The success of The Omid Djalili Show feels like a just reward for the long slog of endless touring and tiring days hanging around a film set to say one line that might end up being cut from the final product. Arriving last year and having recently been commissioned for a second series, the show was billed as ‘Dave Allen for the 21st century.’ The comparison seems odd at first glance: how can you confuse a British/Iranian who bellydances vigorously with an Irishman who seemed to spend most of his small screen time in a chair with fag in one hand, glass of whisky in the other telling various tales of how he lost the index finger of his left hand? ‘Dave Allen was an amazing, one-off talent,’ admits Djalili. ‘I didn’t sit down in our show because we wanted to make it a bit more dynamic. I would never want to fill his shoes but the BBC have wanted to do that format of stand-up and sketches for a number of years and they’ve asked a lot of great comedians to do pilots: Tommy Tiernan did one and Stewart Lee has just done one. But because I had more of a multicultural angle and I’ve toured for a while, they thought that they’d get an audience.’
And it seems that it’s not just the BBC who believe they have a surefire hit on their hands when it comes to Omid Djalili; even the higher echelons of modern British royalty are in on the joke. Last Christmas, Prince Charles invited Djalili to perform for his staff, following in the footsteps of Joan Rivers, Stephen Fry and Rory Bremner. ‘He said to me: “Do you like Borat? I think that’s an extraordinary film. I cried my eyes out.”’ Djalili recalls the time when Stephen K Amos once said that the only way he’d get on a BBC sitcom is waiting until Lenny Henry dies. ‘At the Royal Variety, Charles said: “This is the man who wants Lenny Henry dead. You know, one could have that arranged.” Which, in the light of the Diana inquest, is a very edgy joke to crack.’
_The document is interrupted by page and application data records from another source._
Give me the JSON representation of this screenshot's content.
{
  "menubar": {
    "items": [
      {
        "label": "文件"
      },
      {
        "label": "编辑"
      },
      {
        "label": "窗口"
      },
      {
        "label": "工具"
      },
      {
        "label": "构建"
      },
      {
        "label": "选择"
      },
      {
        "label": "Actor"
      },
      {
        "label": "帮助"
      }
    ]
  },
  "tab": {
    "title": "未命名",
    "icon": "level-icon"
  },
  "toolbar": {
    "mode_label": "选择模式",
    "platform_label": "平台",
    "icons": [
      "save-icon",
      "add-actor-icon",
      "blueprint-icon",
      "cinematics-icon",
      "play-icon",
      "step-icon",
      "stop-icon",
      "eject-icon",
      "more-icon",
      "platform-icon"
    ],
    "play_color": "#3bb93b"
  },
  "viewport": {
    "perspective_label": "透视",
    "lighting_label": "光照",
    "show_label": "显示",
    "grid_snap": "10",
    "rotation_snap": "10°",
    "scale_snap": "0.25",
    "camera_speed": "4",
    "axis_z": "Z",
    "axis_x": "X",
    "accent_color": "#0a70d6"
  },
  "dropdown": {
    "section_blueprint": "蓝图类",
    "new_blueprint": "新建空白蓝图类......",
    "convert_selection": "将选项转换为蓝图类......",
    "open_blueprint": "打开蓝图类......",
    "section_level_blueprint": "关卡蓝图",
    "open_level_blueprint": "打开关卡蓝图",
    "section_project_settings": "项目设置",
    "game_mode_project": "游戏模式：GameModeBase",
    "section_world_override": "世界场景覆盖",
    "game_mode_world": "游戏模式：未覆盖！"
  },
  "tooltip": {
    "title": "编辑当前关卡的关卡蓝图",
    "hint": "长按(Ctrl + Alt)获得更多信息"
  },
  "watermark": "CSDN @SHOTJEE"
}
There are plenty who would claim that Omid Djalili is no longer an edgy comic, but a safe mainstream haven for those who want a splash of racial politics with their stand-up. In the immediate aftermath of 9/11, body searches were conducted before fans were allowed into his shows. Nowadays, he’ll still make cracks about pass-the-parcel at Al Qaeda parties, question the real motivation of his team Chelsea’s new Israeli manager and recall the moment when terrorism came to Scotland. ‘I’m aware that everybody has a Glasgow Airport gag but I’m doing one, too. I have a good joke about it and then it gets nasty.’ But fear not, a frenzied bout of bellydancing is looming just over the horizon.
Royal Concert Hall, Glasgow, Sun 9 Mar, 8pm, £19; Playhouse, Edinburgh, Mon 10 Mar, 8pm, £19.